We’re only two weeks into the new year. How are those resolutions working out?
For MBA applicants, the New Year is often a time of renewed interest in starting fresh. Getting your MBA is a big deal---a career-changing, life-changing transformation that gets everyone thinking about improving themselves.
One problem with life-transformation is that it can quickly become overwhelming.
One thing to caution yourself against is letting your MBA dreams become so inspiring that you try to do too much at once. A good example is someone who has been accepted to school or is still applying and simultaneously decides to get in shape, eat right, go to church, dump their boyfriend, stop drinking and read three books a week. Particularly if you are in the “still applying” category, you should be careful about loading up on new year’s resolutions, lest you get bogged down and, heaven forbid, sacrifice on your application quality.
Applying to business school can be stressful, particularly when the decisions start coming out.
If you add stress on top of the stress of maintaining new resolutions, you could set yourself up for some serious mental issues. While it’s a great idea to improve yourself, you should prioritize your goals first to make sure you’re not becoming an accident ready to happen. Once you get in b-school, your time will be much more free to take on new challenges, so why not focus on that first, then set a goal to begin your next round of new aspirations immediately thereafter.
Stacking goals can be an effective way to ensure you are building the muscles necessary to carry several new goals at once.

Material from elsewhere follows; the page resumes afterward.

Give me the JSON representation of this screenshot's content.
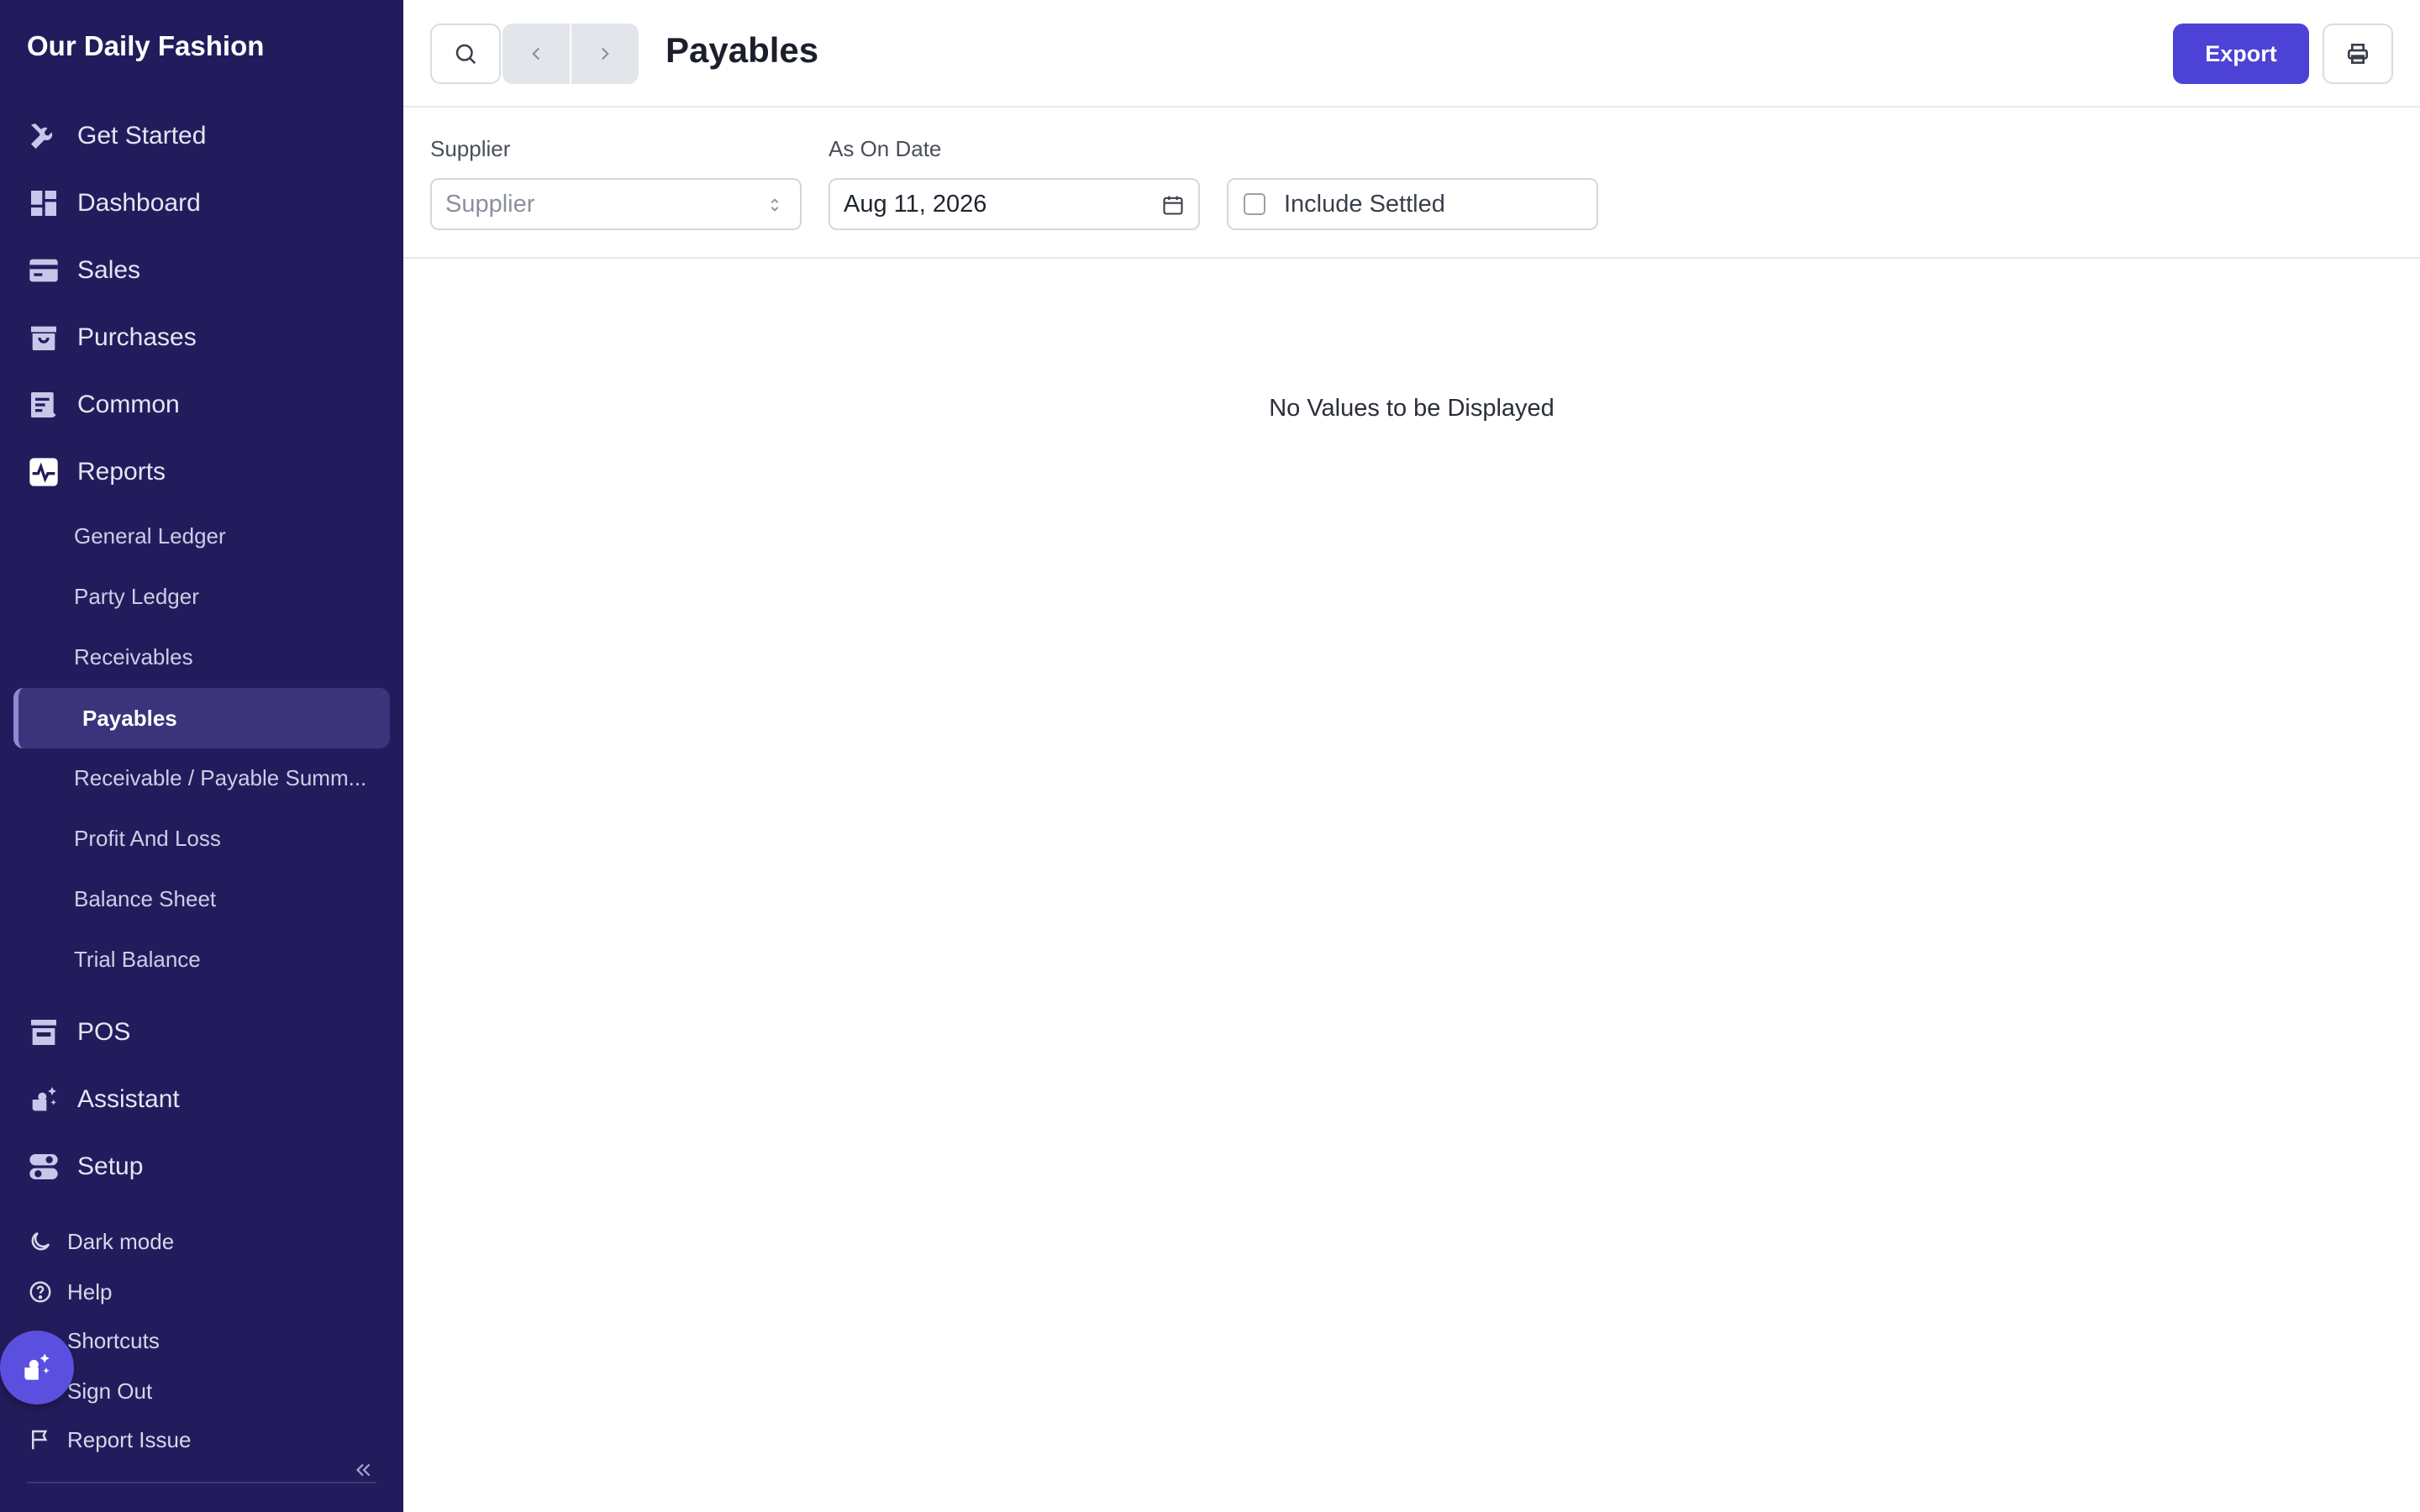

The good news about being accepted to your targeted MBA program is, it comes with an extreme measure of mental fuel to boost your attack on new initiatives. There’s nothing like the vigor of knowing your life is changing for the positive to inspire exciting directives that you can tackle for the balance of the year. Just keep in mind if you are still preparing to apply, you need to allocate a lot of time this year to getting that done. Often clients underestimate the physical and mental drain, not to mention the time suck that MBA applications can be.